* Exercise aim
Write all of the entries out again exactly.

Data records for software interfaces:
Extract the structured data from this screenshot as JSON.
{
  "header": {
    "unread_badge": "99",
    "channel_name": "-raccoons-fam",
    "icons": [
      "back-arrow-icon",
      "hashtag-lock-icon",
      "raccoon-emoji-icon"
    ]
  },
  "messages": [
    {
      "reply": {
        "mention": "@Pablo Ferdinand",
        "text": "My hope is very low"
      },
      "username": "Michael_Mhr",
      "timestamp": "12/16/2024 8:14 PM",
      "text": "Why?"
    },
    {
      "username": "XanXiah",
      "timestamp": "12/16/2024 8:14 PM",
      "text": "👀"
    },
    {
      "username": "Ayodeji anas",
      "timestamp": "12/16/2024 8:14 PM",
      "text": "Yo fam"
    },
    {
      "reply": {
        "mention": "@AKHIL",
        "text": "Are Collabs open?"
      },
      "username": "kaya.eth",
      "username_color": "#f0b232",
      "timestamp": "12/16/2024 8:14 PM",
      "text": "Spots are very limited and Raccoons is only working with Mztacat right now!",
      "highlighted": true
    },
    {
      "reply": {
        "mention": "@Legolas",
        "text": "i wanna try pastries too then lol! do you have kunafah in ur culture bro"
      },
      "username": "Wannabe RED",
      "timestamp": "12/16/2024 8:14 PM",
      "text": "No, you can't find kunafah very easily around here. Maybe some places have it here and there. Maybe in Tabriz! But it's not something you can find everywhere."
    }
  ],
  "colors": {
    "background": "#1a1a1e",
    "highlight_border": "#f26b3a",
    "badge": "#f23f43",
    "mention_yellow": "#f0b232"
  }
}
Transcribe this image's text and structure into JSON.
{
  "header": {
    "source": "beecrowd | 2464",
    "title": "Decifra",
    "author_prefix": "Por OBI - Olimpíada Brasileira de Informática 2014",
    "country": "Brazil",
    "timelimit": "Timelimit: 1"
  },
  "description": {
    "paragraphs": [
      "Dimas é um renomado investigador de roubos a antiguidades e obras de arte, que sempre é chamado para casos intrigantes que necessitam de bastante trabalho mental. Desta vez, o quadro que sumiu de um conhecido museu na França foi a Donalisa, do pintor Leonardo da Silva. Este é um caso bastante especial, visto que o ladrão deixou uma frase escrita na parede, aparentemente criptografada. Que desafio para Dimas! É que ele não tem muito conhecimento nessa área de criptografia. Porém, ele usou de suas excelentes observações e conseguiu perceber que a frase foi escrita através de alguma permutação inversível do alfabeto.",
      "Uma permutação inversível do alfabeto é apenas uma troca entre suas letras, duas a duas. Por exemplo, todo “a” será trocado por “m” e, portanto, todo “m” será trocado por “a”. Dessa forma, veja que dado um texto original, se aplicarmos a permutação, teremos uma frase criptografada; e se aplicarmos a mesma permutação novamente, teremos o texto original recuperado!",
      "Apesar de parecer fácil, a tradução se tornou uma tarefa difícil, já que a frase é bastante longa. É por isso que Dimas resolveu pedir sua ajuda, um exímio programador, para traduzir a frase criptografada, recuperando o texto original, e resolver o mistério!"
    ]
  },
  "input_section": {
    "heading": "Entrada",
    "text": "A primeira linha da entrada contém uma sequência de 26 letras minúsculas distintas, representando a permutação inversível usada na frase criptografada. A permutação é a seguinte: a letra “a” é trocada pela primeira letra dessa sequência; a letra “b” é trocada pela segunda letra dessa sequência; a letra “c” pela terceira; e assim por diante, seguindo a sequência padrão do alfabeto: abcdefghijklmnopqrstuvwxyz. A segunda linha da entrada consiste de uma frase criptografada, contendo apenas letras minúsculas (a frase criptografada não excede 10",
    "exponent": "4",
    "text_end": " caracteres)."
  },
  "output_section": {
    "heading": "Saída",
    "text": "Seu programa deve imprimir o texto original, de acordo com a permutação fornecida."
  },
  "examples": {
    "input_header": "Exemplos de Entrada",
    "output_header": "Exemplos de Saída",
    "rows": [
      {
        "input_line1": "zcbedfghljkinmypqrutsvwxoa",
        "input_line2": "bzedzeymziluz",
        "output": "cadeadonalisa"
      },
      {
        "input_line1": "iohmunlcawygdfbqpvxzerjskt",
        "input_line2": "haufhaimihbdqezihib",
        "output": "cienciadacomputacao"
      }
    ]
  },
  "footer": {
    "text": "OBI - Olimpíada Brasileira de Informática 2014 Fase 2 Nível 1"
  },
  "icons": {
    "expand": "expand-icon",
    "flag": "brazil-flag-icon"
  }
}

* Reply
Extract the structured data from this screenshot as JSON.
{
  "header": {
    "unread_badge": "99",
    "channel_name": "-raccoons-fam",
    "icons": [
      "back-arrow-icon",
      "hashtag-lock-icon",
      "raccoon-emoji-icon"
    ]
  },
  "messages": [
    {
      "reply": {
        "mention": "@Pablo Ferdinand",
        "text": "My hope is very low"
      },
      "username": "Michael_Mhr",
      "timestamp": "12/16/2024 8:14 PM",
      "text": "Why?"
    },
    {
      "username": "XanXiah",
      "timestamp": "12/16/2024 8:14 PM",
      "text": "👀"
    },
    {
      "username": "Ayodeji anas",
      "timestamp": "12/16/2024 8:14 PM",
      "text": "Yo fam"
    },
    {
      "reply": {
        "mention": "@AKHIL",
        "text": "Are Collabs open?"
      },
      "username": "kaya.eth",
      "username_color": "#f0b232",
      "timestamp": "12/16/2024 8:14 PM",
      "text": "Spots are very limited and Raccoons is only working with Mztacat right now!",
      "highlighted": true
    },
    {
      "reply": {
        "mention": "@Legolas",
        "text": "i wanna try pastries too then lol! do you have kunafah in ur culture bro"
      },
      "username": "Wannabe RED",
      "timestamp": "12/16/2024 8:14 PM",
      "text": "No, you can't find kunafah very easily around here. Maybe some places have it here and there. Maybe in Tabriz! But it's not something you can find everywhere."
    }
  ],
  "colors": {
    "background": "#1a1a1e",
    "highlight_border": "#f26b3a",
    "badge": "#f23f43",
    "mention_yellow": "#f0b232"
  }
}
Transcribe this image's text and structure into JSON.
{
  "header": {
    "source": "beecrowd | 2464",
    "title": "Decifra",
    "author_prefix": "Por OBI - Olimpíada Brasileira de Informática 2014",
    "country": "Brazil",
    "timelimit": "Timelimit: 1"
  },
  "description": {
    "paragraphs": [
      "Dimas é um renomado investigador de roubos a antiguidades e obras de arte, que sempre é chamado para casos intrigantes que necessitam de bastante trabalho mental. Desta vez, o quadro que sumiu de um conhecido museu na França foi a Donalisa, do pintor Leonardo da Silva. Este é um caso bastante especial, visto que o ladrão deixou uma frase escrita na parede, aparentemente criptografada. Que desafio para Dimas! É que ele não tem muito conhecimento nessa área de criptografia. Porém, ele usou de suas excelentes observações e conseguiu perceber que a frase foi escrita através de alguma permutação inversível do alfabeto.",
      "Uma permutação inversível do alfabeto é apenas uma troca entre suas letras, duas a duas. Por exemplo, todo “a” será trocado por “m” e, portanto, todo “m” será trocado por “a”. Dessa forma, veja que dado um texto original, se aplicarmos a permutação, teremos uma frase criptografada; e se aplicarmos a mesma permutação novamente, teremos o texto original recuperado!",
      "Apesar de parecer fácil, a tradução se tornou uma tarefa difícil, já que a frase é bastante longa. É por isso que Dimas resolveu pedir sua ajuda, um exímio programador, para traduzir a frase criptografada, recuperando o texto original, e resolver o mistério!"
    ]
  },
  "input_section": {
    "heading": "Entrada",
    "text": "A primeira linha da entrada contém uma sequência de 26 letras minúsculas distintas, representando a permutação inversível usada na frase criptografada. A permutação é a seguinte: a letra “a” é trocada pela primeira letra dessa sequência; a letra “b” é trocada pela segunda letra dessa sequência; a letra “c” pela terceira; e assim por diante, seguindo a sequência padrão do alfabeto: abcdefghijklmnopqrstuvwxyz. A segunda linha da entrada consiste de uma frase criptografada, contendo apenas letras minúsculas (a frase criptografada não excede 10",
    "exponent": "4",
    "text_end": " caracteres)."
  },
  "output_section": {
    "heading": "Saída",
    "text": "Seu programa deve imprimir o texto original, de acordo com a permutação fornecida."
  },
  "examples": {
    "input_header": "Exemplos de Entrada",
    "output_header": "Exemplos de Saída",
    "rows": [
      {
        "input_line1": "zcbedfghljkinmypqrutsvwxoa",
        "input_line2": "bzedzeymziluz",
        "output": "cadeadonalisa"
      },
      {
        "input_line1": "iohmunlcawygdfbqpvxzerjskt",
        "input_line2": "haufhaimihbdqezihib",
        "output": "cienciadacomputacao"
      }
    ]
  },
  "footer": {
    "text": "OBI - Olimpíada Brasileira de Informática 2014 Fase 2 Nível 1"
  },
  "icons": {
    "expand": "expand-icon",
    "flag": "brazil-flag-icon"
  }
}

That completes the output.